I have never seen web-worms on my laurels before (perhaps I should re-phrase this as well) and there were a lot of them (now in my trash can), I wonder if they survive eating these highly poisonous seeds?

Sorry to hear about your weeper…mine all came through winter okay, I wish I could say the same about my giant timbers (okay, enough is enough)…new growth, but a lot of dead mature culms from last years growth. Last years culms should be sprouting lateral growth by now, I have nothing. I cannot bring myself to fell these 40ft monsters just yet, ever the optimist. I will be building a Tiki-bar should I decide to cut them down!


7 Pam/Digging May 19, 2010 at 7:48 pm

Oh, and my stricken Mexican weeping bamboo fully died. I’ve replaced it–one more chance on an expensive plant!

8 Gail May 20, 2010 at 9:22 pm

Our giant timber is also looking very dead with little sprouts around the bottom. Feel free to use our large old ones for your Tikki bar.

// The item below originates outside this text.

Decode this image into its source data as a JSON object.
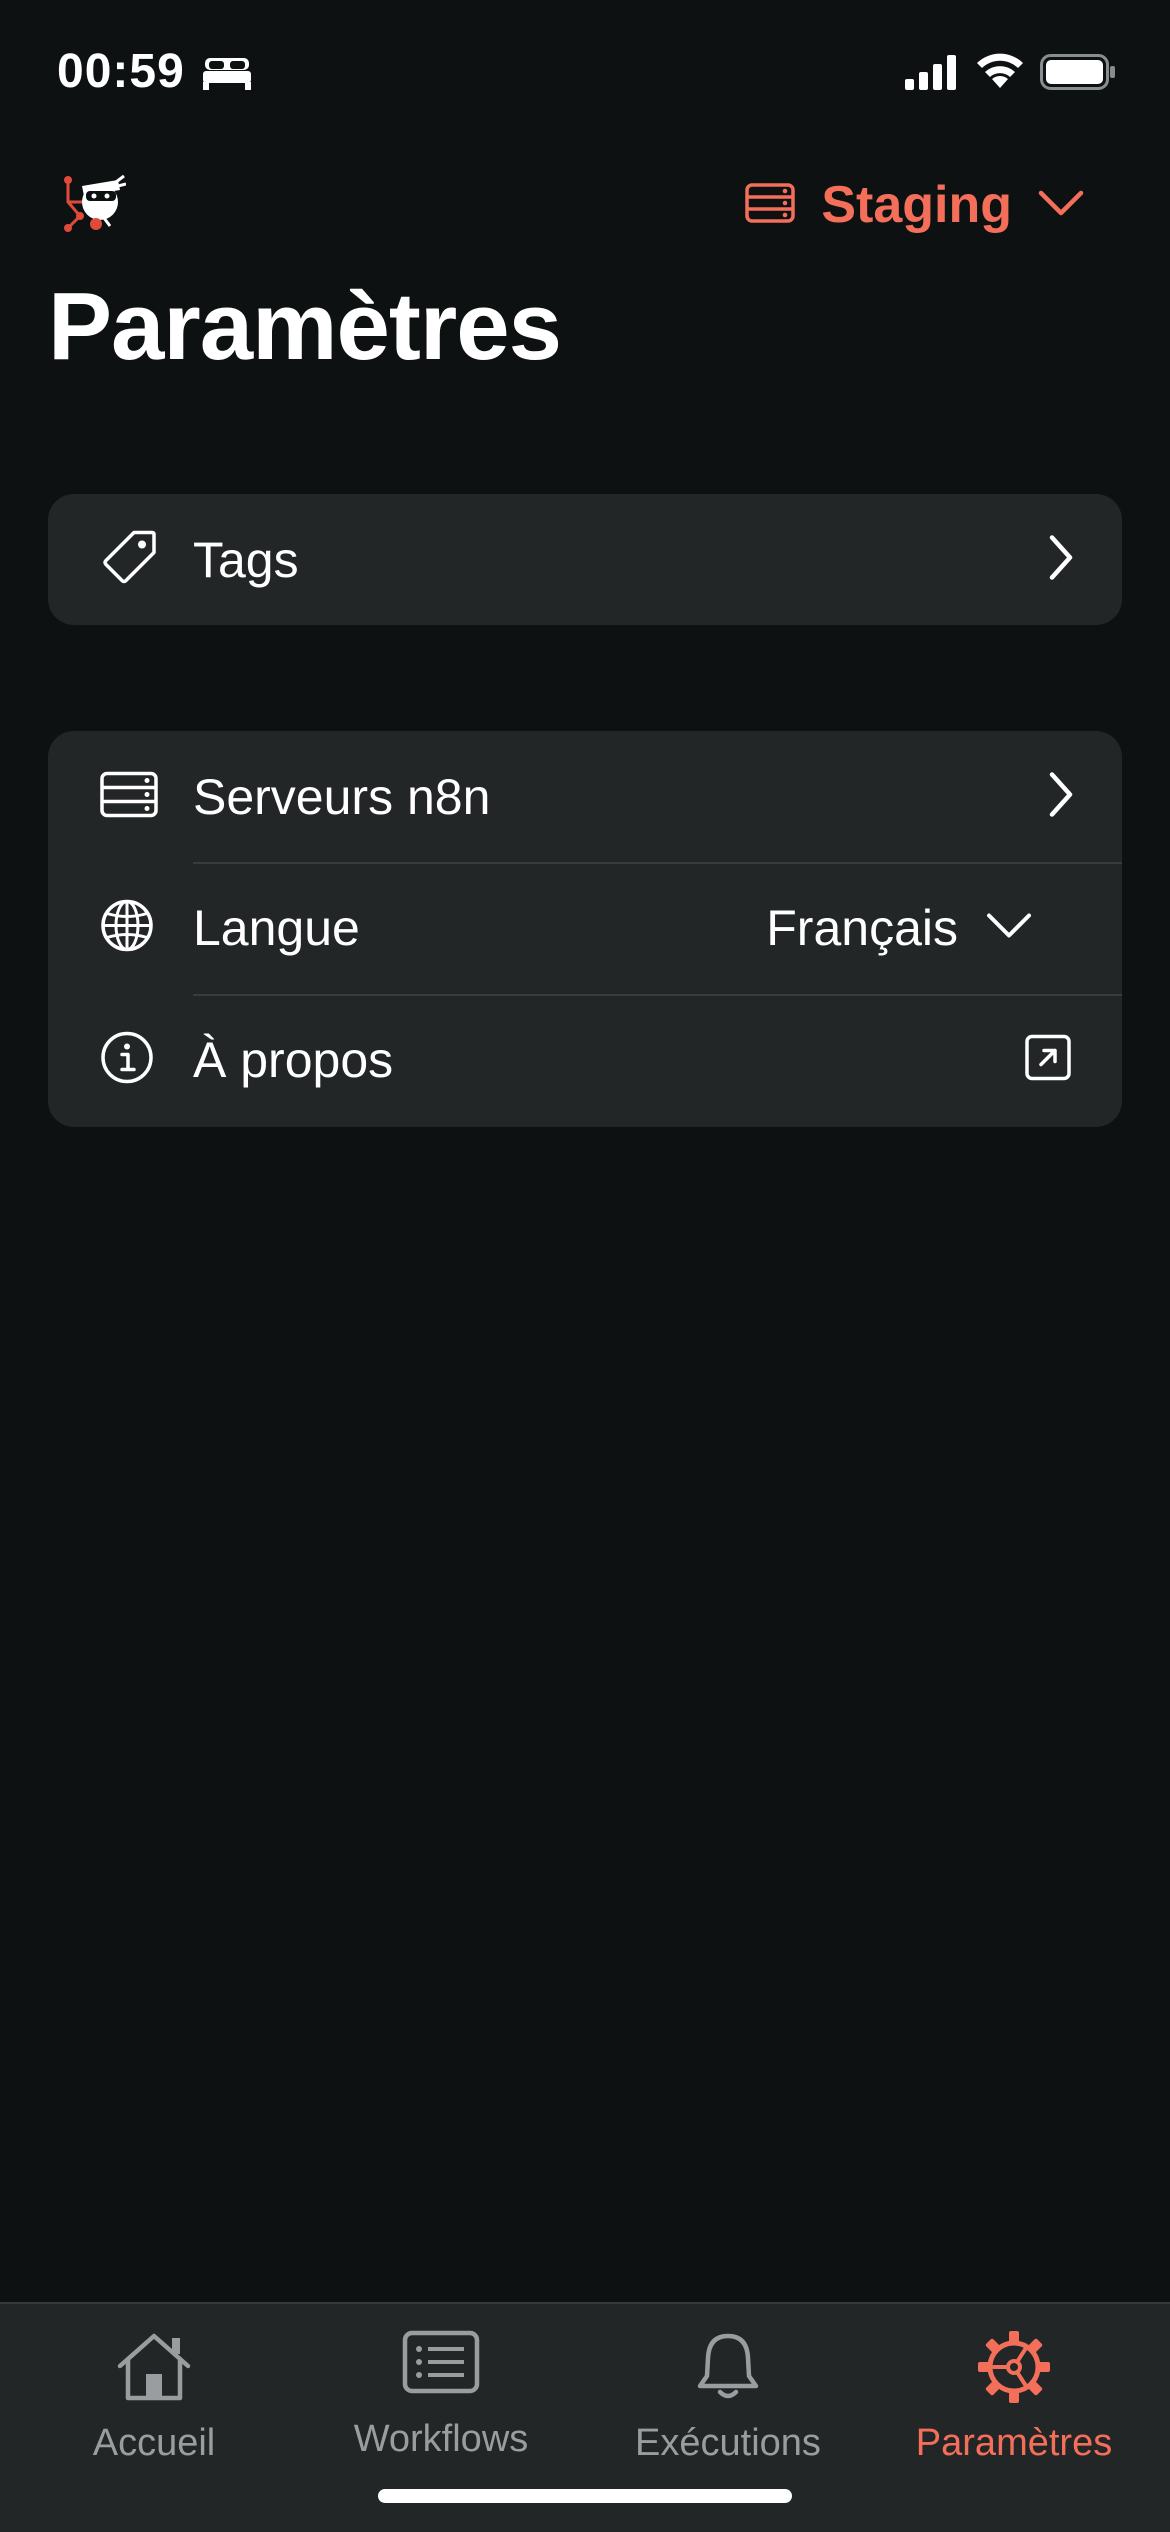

And the worms are chomping on our tiny little mountain laurel. I pulled them off and sent them to the garbage. Thought I should take a lighter to the webs but decided not to risk the possibility of the fire engines showing up.

Hi Gail.
I might just take you up on the Tikki Bar offer!
What is going on with the worms and the mountain laurel this year? Very odd!
The walls in our house are full of the Patch photography right now, you should pop over before we move the exhibition to the salon on Sunday. I would love your artistic feedback.

9 kathy May 21, 2010 at 8:30 am

Your photos and info about the dragonfly are amazing. I had no idea they had such a short life for us to see.

Your ESPhotography is stunning. You are so talented.

Hi Kathy.
Thanks on the dragonfly front, what amazing creatures and lives they live. It is incredible to me that they look like they do from emerging from these rather horrific looking nymphs. Thank you for dropping in to the ESPhotography page. I am about to display these images in public for the first time next week so I have been in a framing and matting frenzy for the last few days.
Glad you like them.

Previous post:

Next post: